Split personality

Trilogy continues to portray rare mental disorder


Photo submitted from glassmovie.com

Story by Kate Morgan, staff writer

The abandoned factory’s fluorescent lights dimly flicker. The red clay that was once made into bricks stained the cheerleading uniforms of the teenage girls chained to the walls. A man roller skates through the room cheering himself on and raving about how much fun it is to be a carefree nine year old. The man turns around and complains about the mess the girls have made, staining their uniforms. Then the man leaves. When he returns, he is neither complaining or roller skating. He climbs along the walls and throws tables across the room as if he were throwing baseballs.

Glass continues the story of the three main characters in earlier movies of the trilogy, “Unbreakable” and “Split:” David Dunn, Kevin Wendell Crumb and Elijah Price, also known as Mr. Glass. These three main characters are placed in mental institution under the care of Dr. Ellie Staple, who has determined that they suffer from a mental illness that causes them to believe that they are superheroes or villains.

She attempts to use logical reasons to dissuade them from the idea that they could possibly possess supernatural abilities. With the help of a former hostage, Casey Cooke, Dr. Staple attempts to bring Kevin “back into the light,” so that the other 23 personalities, including the Beast, will vanish.

While some people have found this portrayal to be extremely unrealistic, the idea that people can change their body chemistry through mindfulness is not that far off from the truth.”

— Kate Morgan

Kevin Wendell Crumb took many people by surprise in “Split” in 2016. Kevin and his 23 personalities gave audiences a glimpse of Dissociative Identity Disorder. Dissociative Identity Disorder, or DID, is characterized by the presence of two or more distinct personalities in a person. These personalities can have their own age, gender and race.

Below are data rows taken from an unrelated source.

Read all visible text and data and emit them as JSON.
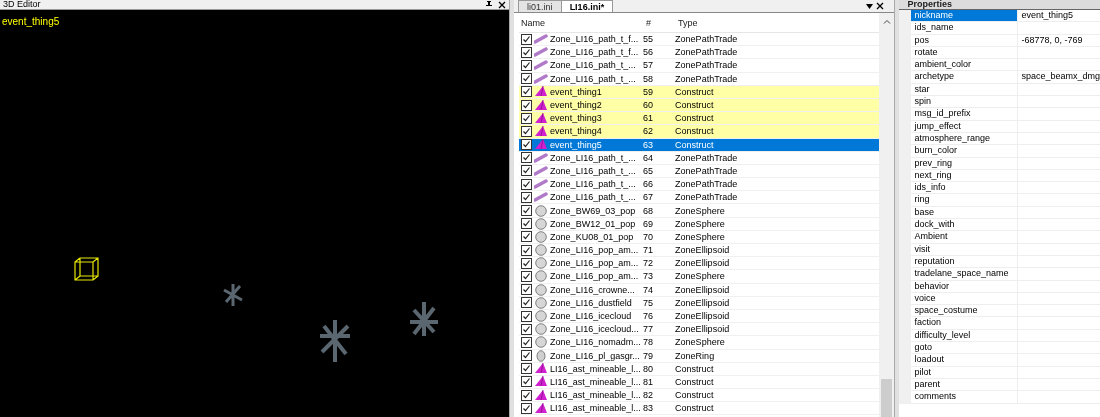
{
  "editor": {
    "title": "3D Editor",
    "selection_label": "event_thing5"
  },
  "tabs": [
    {
      "label": "li01.ini",
      "selected": false
    },
    {
      "label": "LI16.ini*",
      "selected": true
    }
  ],
  "table": {
    "columns": [
      "Name",
      "#",
      "Type"
    ],
    "rows": [
      {
        "kind": "path",
        "name": "Zone_LI16_path_t_f...",
        "num": "55",
        "type": "ZonePathTrade",
        "checked": true,
        "highlighted": false,
        "selected": false
      },
      {
        "kind": "path",
        "name": "Zone_LI16_path_t_f...",
        "num": "56",
        "type": "ZonePathTrade",
        "checked": true,
        "highlighted": false,
        "selected": false
      },
      {
        "kind": "path",
        "name": "Zone_LI16_path_t_...",
        "num": "57",
        "type": "ZonePathTrade",
        "checked": true,
        "highlighted": false,
        "selected": false
      },
      {
        "kind": "path",
        "name": "Zone_LI16_path_t_...",
        "num": "58",
        "type": "ZonePathTrade",
        "checked": true,
        "highlighted": false,
        "selected": false
      },
      {
        "kind": "construct",
        "name": "event_thing1",
        "num": "59",
        "type": "Construct",
        "checked": true,
        "highlighted": true,
        "selected": false
      },
      {
        "kind": "construct",
        "name": "event_thing2",
        "num": "60",
        "type": "Construct",
        "checked": true,
        "highlighted": true,
        "selected": false
      },
      {
        "kind": "construct",
        "name": "event_thing3",
        "num": "61",
        "type": "Construct",
        "checked": true,
        "highlighted": true,
        "selected": false
      },
      {
        "kind": "construct",
        "name": "event_thing4",
        "num": "62",
        "type": "Construct",
        "checked": true,
        "highlighted": true,
        "selected": false
      },
      {
        "kind": "construct",
        "name": "event_thing5",
        "num": "63",
        "type": "Construct",
        "checked": true,
        "highlighted": false,
        "selected": true
      },
      {
        "kind": "path",
        "name": "Zone_LI16_path_t_...",
        "num": "64",
        "type": "ZonePathTrade",
        "checked": true,
        "highlighted": false,
        "selected": false
      },
      {
        "kind": "path",
        "name": "Zone_LI16_path_t_...",
        "num": "65",
        "type": "ZonePathTrade",
        "checked": true,
        "highlighted": false,
        "selected": false
      },
      {
        "kind": "path",
        "name": "Zone_LI16_path_t_...",
        "num": "66",
        "type": "ZonePathTrade",
        "checked": true,
        "highlighted": false,
        "selected": false
      },
      {
        "kind": "path",
        "name": "Zone_LI16_path_t_...",
        "num": "67",
        "type": "ZonePathTrade",
        "checked": true,
        "highlighted": false,
        "selected": false
      },
      {
        "kind": "sphere",
        "name": "Zone_BW69_03_pop",
        "num": "68",
        "type": "ZoneSphere",
        "checked": true,
        "highlighted": false,
        "selected": false
      },
      {
        "kind": "sphere",
        "name": "Zone_BW12_01_pop",
        "num": "69",
        "type": "ZoneSphere",
        "checked": true,
        "highlighted": false,
        "selected": false
      },
      {
        "kind": "sphere",
        "name": "Zone_KU08_01_pop",
        "num": "70",
        "type": "ZoneSphere",
        "checked": true,
        "highlighted": false,
        "selected": false
      },
      {
        "kind": "sphere",
        "name": "Zone_LI16_pop_am...",
        "num": "71",
        "type": "ZoneEllipsoid",
        "checked": true,
        "highlighted": false,
        "selected": false
      },
      {
        "kind": "sphere",
        "name": "Zone_LI16_pop_am...",
        "num": "72",
        "type": "ZoneEllipsoid",
        "checked": true,
        "highlighted": false,
        "selected": false
      },
      {
        "kind": "sphere",
        "name": "Zone_LI16_pop_am...",
        "num": "73",
        "type": "ZoneSphere",
        "checked": true,
        "highlighted": false,
        "selected": false
      },
      {
        "kind": "sphere",
        "name": "Zone_LI16_crowne...",
        "num": "74",
        "type": "ZoneEllipsoid",
        "checked": true,
        "highlighted": false,
        "selected": false
      },
      {
        "kind": "sphere",
        "name": "Zone_LI16_dustfield",
        "num": "75",
        "type": "ZoneEllipsoid",
        "checked": true,
        "highlighted": false,
        "selected": false
      },
      {
        "kind": "sphere",
        "name": "Zone_LI16_icecloud",
        "num": "76",
        "type": "ZoneEllipsoid",
        "checked": true,
        "highlighted": false,
        "selected": false
      },
      {
        "kind": "sphere",
        "name": "Zone_LI16_icecloud...",
        "num": "77",
        "type": "ZoneEllipsoid",
        "checked": true,
        "highlighted": false,
        "selected": false
      },
      {
        "kind": "sphere",
        "name": "Zone_LI16_nomadm...",
        "num": "78",
        "type": "ZoneSphere",
        "checked": true,
        "highlighted": false,
        "selected": false
      },
      {
        "kind": "ring",
        "name": "Zone_LI16_pl_gasgr...",
        "num": "79",
        "type": "ZoneRing",
        "checked": true,
        "highlighted": false,
        "selected": false
      },
      {
        "kind": "construct",
        "name": "LI16_ast_mineable_l...",
        "num": "80",
        "type": "Construct",
        "checked": true,
        "highlighted": false,
        "selected": false
      },
      {
        "kind": "construct",
        "name": "LI16_ast_mineable_l...",
        "num": "81",
        "type": "Construct",
        "checked": true,
        "highlighted": false,
        "selected": false
      },
      {
        "kind": "construct",
        "name": "LI16_ast_mineable_l...",
        "num": "82",
        "type": "Construct",
        "checked": true,
        "highlighted": false,
        "selected": false
      },
      {
        "kind": "construct",
        "name": "LI16_ast_mineable_l...",
        "num": "83",
        "type": "Construct",
        "checked": true,
        "highlighted": false,
        "selected": false
      }
    ]
  },
  "properties": {
    "title": "Properties",
    "rows": [
      {
        "name": "nickname",
        "value": "event_thing5",
        "selected": true
      },
      {
        "name": "ids_name",
        "selected": false
      },
      {
        "name": "pos",
        "value": "-68778, 0, -769",
        "selected": false
      },
      {
        "name": "rotate",
        "selected": false
      },
      {
        "name": "ambient_color",
        "selected": false
      },
      {
        "name": "archetype",
        "value": "space_beamx_dmg",
        "selected": false
      },
      {
        "name": "star",
        "selected": false
      },
      {
        "name": "spin",
        "selected": false
      },
      {
        "name": "msg_id_prefix",
        "selected": false
      },
      {
        "name": "jump_effect",
        "selected": false
      },
      {
        "name": "atmosphere_range",
        "selected": false
      },
      {
        "name": "burn_color",
        "selected": false
      },
      {
        "name": "prev_ring",
        "selected": false
      },
      {
        "name": "next_ring",
        "selected": false
      },
      {
        "name": "ids_info",
        "selected": false
      },
      {
        "name": "ring",
        "selected": false
      },
      {
        "name": "base",
        "selected": false
      },
      {
        "name": "dock_with",
        "selected": false
      },
      {
        "name": "Ambient",
        "selected": false
      },
      {
        "name": "visit",
        "selected": false
      },
      {
        "name": "reputation",
        "selected": false
      },
      {
        "name": "tradelane_space_name",
        "selected": false
      },
      {
        "name": "behavior",
        "selected": false
      },
      {
        "name": "voice",
        "selected": false
      },
      {
        "name": "space_costume",
        "selected": false
      },
      {
        "name": "faction",
        "selected": false
      },
      {
        "name": "difficulty_level",
        "selected": false
      },
      {
        "name": "goto",
        "selected": false
      },
      {
        "name": "loadout",
        "selected": false
      },
      {
        "name": "pilot",
        "selected": false
      },
      {
        "name": "parent",
        "selected": false
      },
      {
        "name": "comments",
        "selected": false
      }
    ]
  }
}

While DID is not extremely common, many viewers were upset by the violent portrayal of DID in “Split” and believe it will continue to be negatively portrayed in “Glass”.

In “Glass,” the portrayal of DID through the character Kevin is primarily violent. However, as the story of Kevin’s abuse is revealed, DID is portrayed as a result of Kevin’s pain and trauma rather than a disease that produces brutality. Throughout “Split” and in the majority of “Glass,” DID is shown as being violent and deceptive. The 24th personality, the Beast, tests people’s knowledge of whether or not people’s mind are truly in control.

In these films, the Beast is a animalistic personality of Kevin that has super strength, the ability to scale walls, and a nasty habit of cannibalism.

Neuroplasticity is a complex word that encompasses a simple idea. The brain adapts and rewires itself to survive in new environments much like animals adapt to survive. Psychologists have found that this simple principle can affect the body’s natural chemistry causing both physical and mental alterations. However, the idea that a personality can cause a human to possess supernatural qualities is merely a work of fiction and an exaggeration of something that is real.

Even though Kevin’s Beast personality is not something that would be seen in everyday DID patients, his background story is an accurate representation of how new identities can emerge in a person. When Kevin was a child, he was verbally, physically and sexually abused by his mother. His only protection was his father, but his father disappeared in Kevin’s early childhood years.

The abuse he endured over the course of his early life led to the emergence of many different personalities who all feel that must protect Kevin. Abuse and trauma in early childhood years is commonly found in the history of many DID patients, making this aspect of the film accurate.

Although some aspects of “Glass” provide a violent stigma surrounding Dissociative Identity Disorder, the overall portrayal of the disorder raises awareness through an exciting, action packed film.